Vascular Surgery - Thoracic Aortic Aneurysm
The aorta is the largest artery in the body. It delivers oxygenated blood from the heart to the rest of the body.
The aorta is attached to the heart and travels through the chest into the abdomen. When the wall of the aorta becomes weak and diseased it may become larger and balloon outward, this is known as an aortic aneurysm. When it occurs in the chest it is known as a thoracic aortic aneurysm, also called TAA.
If the aneurysm is not treated it may burst leading to severe hemorrhage
Although thoracic aneurysms do not occur as often as abdominal aneurysms they may be more dangerous, as mortality is extremely high when they rupture.
HTN, smoking, obesity, emphysema, genetic factors
The symptoms of rupture include:
- Sudden severe pain in the back.
- Clammy skin
- Nausea and vomiting
- Rapid heart rate
If your doctor feels that you may have an Aneurysm he/she will confirm the diagnosis with either an ultrasound or a CT scan.
Once you have been diagnosed with an aneurysm you doctor will decide if the aneurysm needs to be repaired with surgery or if it can be observed with close follow up and imaging tests.
An incision is made in the left side of the chest. The aneurysm and diseased material are removed. A tube made of PTFE or Dacron is then used to create a new aorta. The patient is typically sent to the intensive care unit (ICU) for several days for recovery.
Minimally Invasive Repair
Many thoracic aneurysms can now be treated with an endograft device. Small incisions are made in the groin using multiple wires and catheters; a stent is placed in the aorta to repair the aneurysm. This minimally invasive approach using the endograft device is approved by the Food and Drug Administration. The patient typically goes home in 1-2 days.
Minimally invasive repair now allows doctors to treat many patients who were considered to be too high of a risk for an open surgery.
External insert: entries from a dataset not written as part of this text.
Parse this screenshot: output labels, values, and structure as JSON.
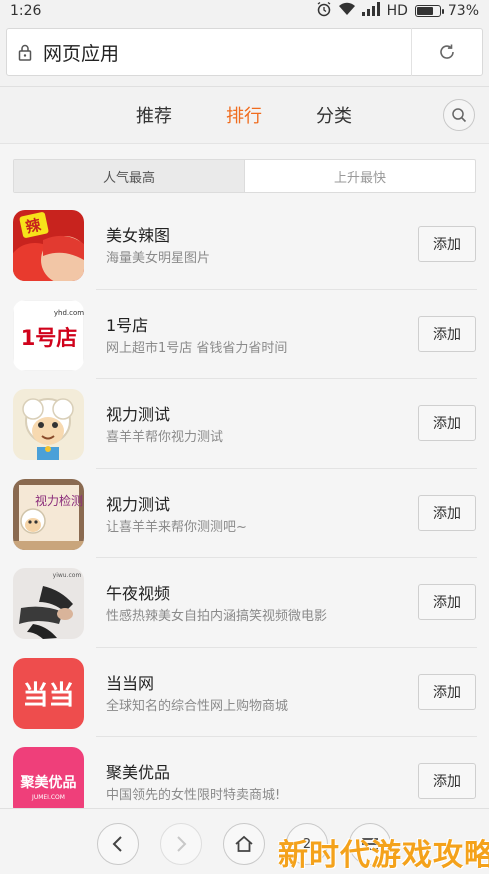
{
  "status_bar": {
    "time": "1:26",
    "network": "HD",
    "battery": "73%",
    "battery_level": 0.73
  },
  "address_bar": {
    "title": "网页应用"
  },
  "tabs": [
    {
      "label": "推荐",
      "active": false
    },
    {
      "label": "排行",
      "active": true
    },
    {
      "label": "分类",
      "active": false
    }
  ],
  "segments": [
    {
      "label": "人气最高",
      "active": true
    },
    {
      "label": "上升最快",
      "active": false
    }
  ],
  "apps": [
    {
      "name": "美女辣图",
      "desc": "海量美女明星图片",
      "button": "添加",
      "icon_text": "辣"
    },
    {
      "name": "1号店",
      "desc": "网上超市1号店 省钱省力省时间",
      "button": "添加",
      "icon_text": "1号店",
      "icon_subtext": "yhd.com"
    },
    {
      "name": "视力测试",
      "desc": "喜羊羊帮你视力测试",
      "button": "添加"
    },
    {
      "name": "视力测试",
      "desc": "让喜羊羊来帮你测测吧~",
      "button": "添加",
      "icon_text": "视力检测"
    },
    {
      "name": "午夜视频",
      "desc": "性感热辣美女自拍内涵搞笑视频微电影",
      "button": "添加",
      "icon_subtext": "yiwu.com"
    },
    {
      "name": "当当网",
      "desc": "全球知名的综合性网上购物商城",
      "button": "添加",
      "icon_text": "当当"
    },
    {
      "name": "聚美优品",
      "desc": "中国领先的女性限时特卖商城!",
      "button": "添加",
      "icon_text": "聚美优品",
      "icon_subtext": "JUMEI.COM"
    }
  ],
  "bottom_nav": {
    "tabs_count": "2"
  },
  "watermark": "新时代游戏攻略",
  "colors": {
    "accent": "#f06c1e",
    "dangdang": "#ee4d4d",
    "jumei": "#ef3f7a"
  }
}
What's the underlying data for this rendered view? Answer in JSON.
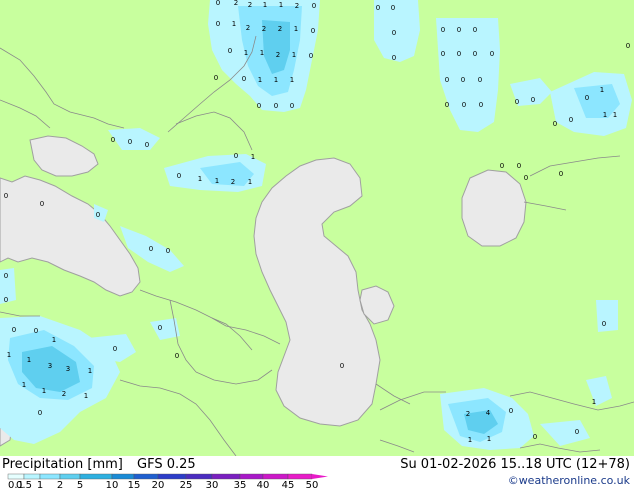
{
  "title": {
    "label": "Precipitation [mm]",
    "model": "GFS 0.25"
  },
  "valid": "Su 01-02-2026 15..18 UTC (12+78)",
  "credit": "©weatheronline.co.uk",
  "colors": {
    "land": "#c8ff9e",
    "water": "#eaeaea",
    "border": "#8a8a8a",
    "coast": "#a0a0a0"
  },
  "legend": {
    "labels": [
      "0.1",
      "0.5",
      "1",
      "2",
      "5",
      "10",
      "15",
      "20",
      "25",
      "30",
      "35",
      "40",
      "45",
      "50"
    ],
    "colors": [
      "#e6ffff",
      "#b9f5ff",
      "#8ce6ff",
      "#5fcfef",
      "#2eb0e0",
      "#1a8bd6",
      "#1f5fcf",
      "#2c3cc8",
      "#4a2cc0",
      "#7a1fc0",
      "#a818c8",
      "#cc18c8",
      "#e81cc8"
    ]
  },
  "map_numbers": [
    "0",
    "1",
    "2",
    "3",
    "4",
    "6"
  ]
}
The physicians at SIUH specialize in minimally invasive repair of thoracic aortic aneurysms.